But, I am more excited about our Select Committee on Climate, chaired by Kathy Castor of Florida, which will be having its hearings, evidence based recommendations, some of which will be consistent with some of what's in the Green Deal – [Green New] Deal, is that what it’s called – and some of it might be even beyond that.
But, I am not standing by any characterization that the Republicans have of anything. Unfamiliar as they may be with sending items to committee, because that's not what they ever did, this is what we will be doing, is sending it to committee.
I do want to salute the Green Deal in this respect – not the particulars, because we have to take it one at a time – but in the respect of again raising the profile of an issue, which is a challenge generationally: to preserve this planet.
It's a health issue, a public health issue in terms of clean air, clean water.
It's a jobs issue in terms of the United States being preeminent in green technologies throughout the world.
It's a national security issue. Just read what our national security experts have to say – generals, admirals, again, national security experts – have to say about the challenge to global security that the climate crisis is presenting.
And it is a moral issue. We all have a responsibility to pass this planet on to future generations in a responsible way.
I myself, as a Catholic, believe, as do many of our evangelical friends and the rest who share our belief, that this is God's creation and that we have a moral responsibility to be good stewards of it.
So, this is a very high priority. As you may not know, it was my flagship issue when I was Speaker the first time. So, I welcome any enthusiasms in that regard. But as we legislate, we will go through committee to see what the best possible approach is.
I wish you all a very happy St. Patrick's Day.

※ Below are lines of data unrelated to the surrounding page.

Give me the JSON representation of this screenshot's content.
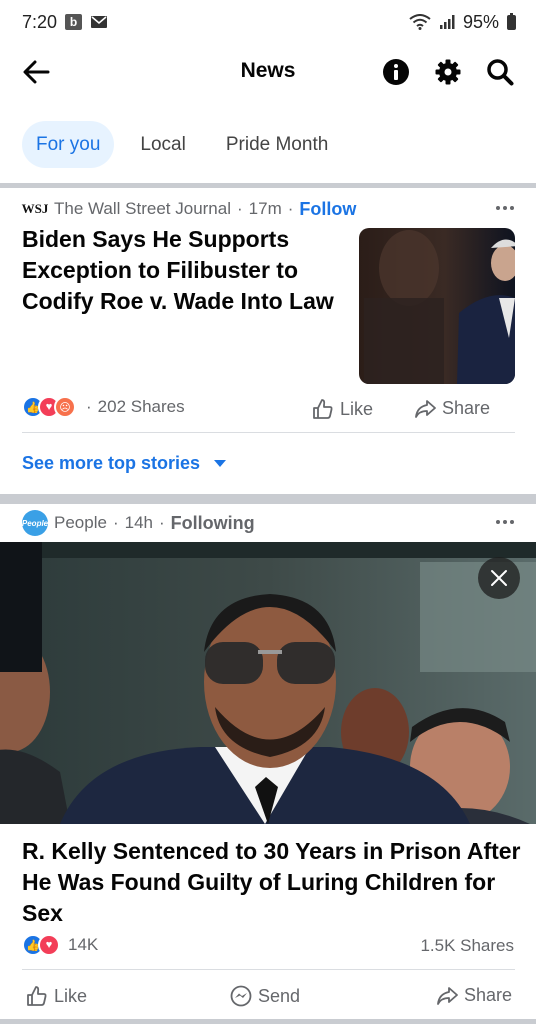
{
  "status_bar": {
    "time": "7:20",
    "b_badge": "b",
    "battery": "95%"
  },
  "nav": {
    "title": "News",
    "icons": [
      "back-arrow-icon",
      "info-icon",
      "gear-icon",
      "search-icon"
    ]
  },
  "tabs": [
    {
      "label": "For you",
      "active": true
    },
    {
      "label": "Local",
      "active": false
    },
    {
      "label": "Pride Month",
      "active": false
    }
  ],
  "post1": {
    "avatar_text": "WSJ",
    "source": "The Wall Street Journal",
    "sep1": "·",
    "time": "17m",
    "sep2": "·",
    "follow": "Follow",
    "headline": "Biden Says He Supports Exception to Filibuster to Codify Roe v. Wade Into Law",
    "reactions": [
      "like",
      "love",
      "angry"
    ],
    "sep3": "·",
    "shares": "202 Shares",
    "like_label": "Like",
    "share_label": "Share",
    "see_more": "See more top stories"
  },
  "post2": {
    "avatar_text": "People",
    "source": "People",
    "sep1": "·",
    "time": "14h",
    "sep2": "·",
    "following": "Following",
    "headline": "R. Kelly Sentenced to 30 Years in Prison After He Was Found Guilty of Luring Children for Sex",
    "reactions": [
      "like",
      "love"
    ],
    "reaction_count": "14K",
    "shares": "1.5K Shares",
    "like_label": "Like",
    "send_label": "Send",
    "share_label": "Share"
  },
  "colors": {
    "accent": "#1b74e4",
    "tab_active_bg": "#e7f3ff",
    "muted": "#65676b",
    "divider": "#c9ccd1"
  }
}
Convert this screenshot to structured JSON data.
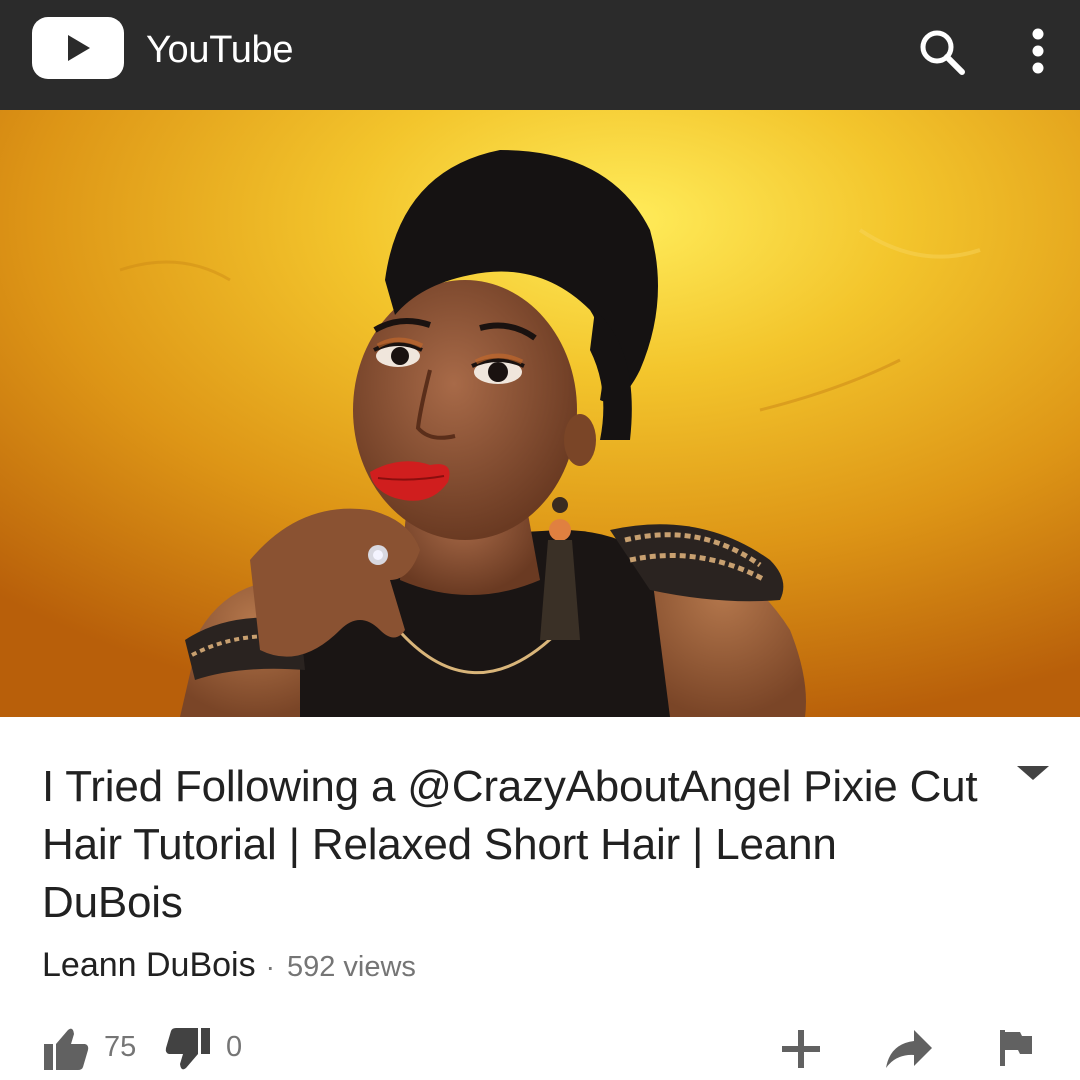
{
  "colors": {
    "topbar": "#2b2b2b",
    "text_primary": "#212121",
    "text_secondary": "#757575",
    "icon_gray": "#616161",
    "thumbnail_gold": "#e0a218"
  },
  "topbar": {
    "app_name": "YouTube",
    "logo_icon": "youtube-play-logo",
    "search_icon": "search-icon",
    "more_icon": "more-vert-icon"
  },
  "video": {
    "thumbnail_description_icon": "video-thumbnail",
    "title": "I Tried Following a @CrazyAboutAngel Pixie Cut Hair Tutorial | Relaxed Short Hair | Leann DuBois",
    "expand_icon": "expand-arrow-icon",
    "channel": "Leann DuBois",
    "separator": "·",
    "views": "592 views"
  },
  "actions": {
    "like_count": "75",
    "dislike_count": "0",
    "icons": [
      "thumb-up-icon",
      "thumb-down-icon",
      "add-to-playlist-icon",
      "share-icon",
      "flag-icon"
    ]
  }
}
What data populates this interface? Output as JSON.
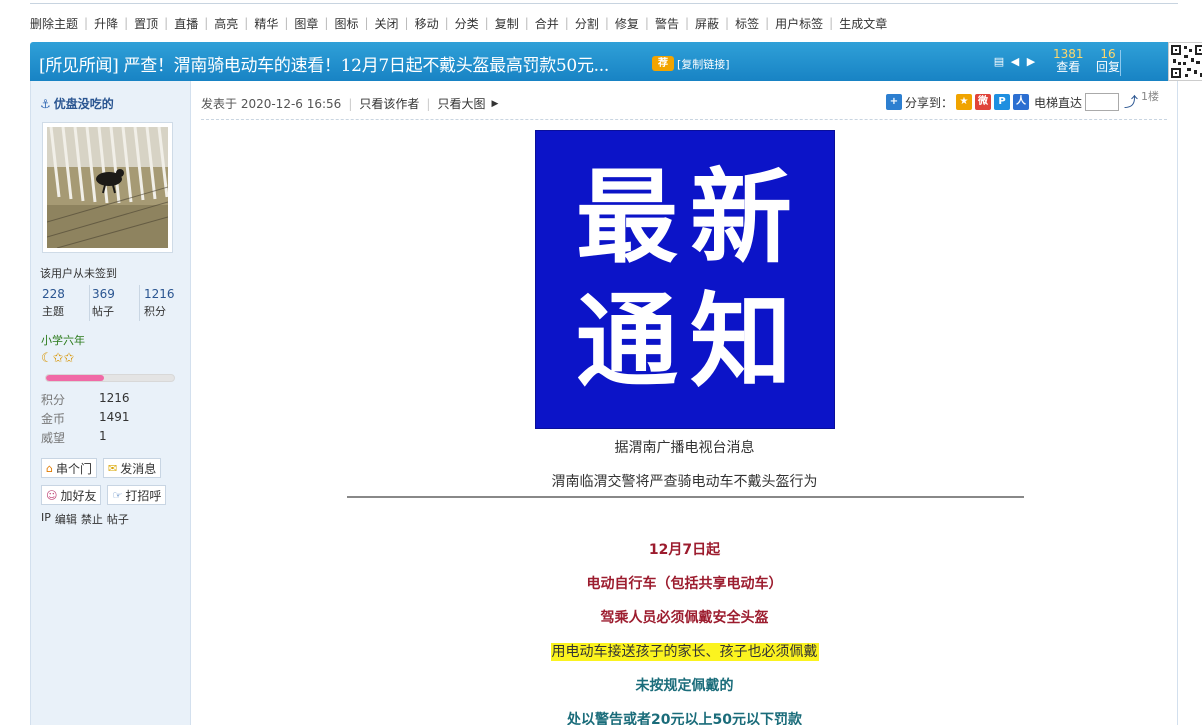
{
  "admin_toolbar": [
    "删除主题",
    "升降",
    "置顶",
    "直播",
    "高亮",
    "精华",
    "图章",
    "图标",
    "关闭",
    "移动",
    "分类",
    "复制",
    "合并",
    "分割",
    "修复",
    "警告",
    "屏蔽",
    "标签",
    "用户标签",
    "生成文章"
  ],
  "thread": {
    "title": "[所见所闻] 严查！渭南骑电动车的速看！12月7日起不戴头盔最高罚款50元...",
    "rec_badge": "荐",
    "copy_link": "[复制链接]",
    "views": "1381",
    "views_label": "查看",
    "replies": "16",
    "replies_label": "回复"
  },
  "user": {
    "name": "优盘没吃的",
    "signin": "该用户从未签到",
    "threads": "228",
    "threads_label": "主题",
    "posts": "369",
    "posts_label": "帖子",
    "credits": "1216",
    "credits_label": "积分",
    "rank": "小学六年",
    "stars": "☾✩✩",
    "level_progress": 0.45,
    "info": [
      {
        "k": "积分",
        "v": "1216"
      },
      {
        "k": "金币",
        "v": "1491"
      },
      {
        "k": "威望",
        "v": "1"
      }
    ],
    "buttons": [
      "串个门",
      "发消息",
      "加好友",
      "打招呼"
    ],
    "admin_links": [
      "IP",
      "编辑",
      "禁止",
      "帖子"
    ]
  },
  "post": {
    "posted_at": "发表于 2020-12-6 16:56",
    "only_author": "只看该作者",
    "only_images": "只看大图",
    "share_label": "分享到：",
    "elevator_label": "电梯直达",
    "floor": "1楼",
    "notice_line1": "最新",
    "notice_line2": "通知",
    "caption1": "据渭南广播电视台消息",
    "caption2": "渭南临渭交警将严查骑电动车不戴头盔行为",
    "body": [
      {
        "text": "12月7日起",
        "style": "red"
      },
      {
        "text": "电动自行车（包括共享电动车）",
        "style": "red"
      },
      {
        "text": "驾乘人员必须佩戴安全头盔",
        "style": "red"
      },
      {
        "text": "用电动车接送孩子的家长、孩子也必须佩戴",
        "style": "highlight"
      },
      {
        "text": "未按规定佩戴的",
        "style": "teal"
      },
      {
        "text": "处以警告或者20元以上50元以下罚款",
        "style": "teal"
      }
    ]
  },
  "colors": {
    "title_bar": "#1883c4",
    "notice_bg": "#0c14c8",
    "red_text": "#9c1c2e",
    "teal_text": "#1a6c7a",
    "highlight": "#fbf31f"
  }
}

We will have a good deal of activity in the districts, in terms of mobilization at the grassroots level, around the For the People agenda: lowered health care costs, bigger paychecks, cleaner government, safety with our gun safety bill, and the list goes on.
Thank you all very much.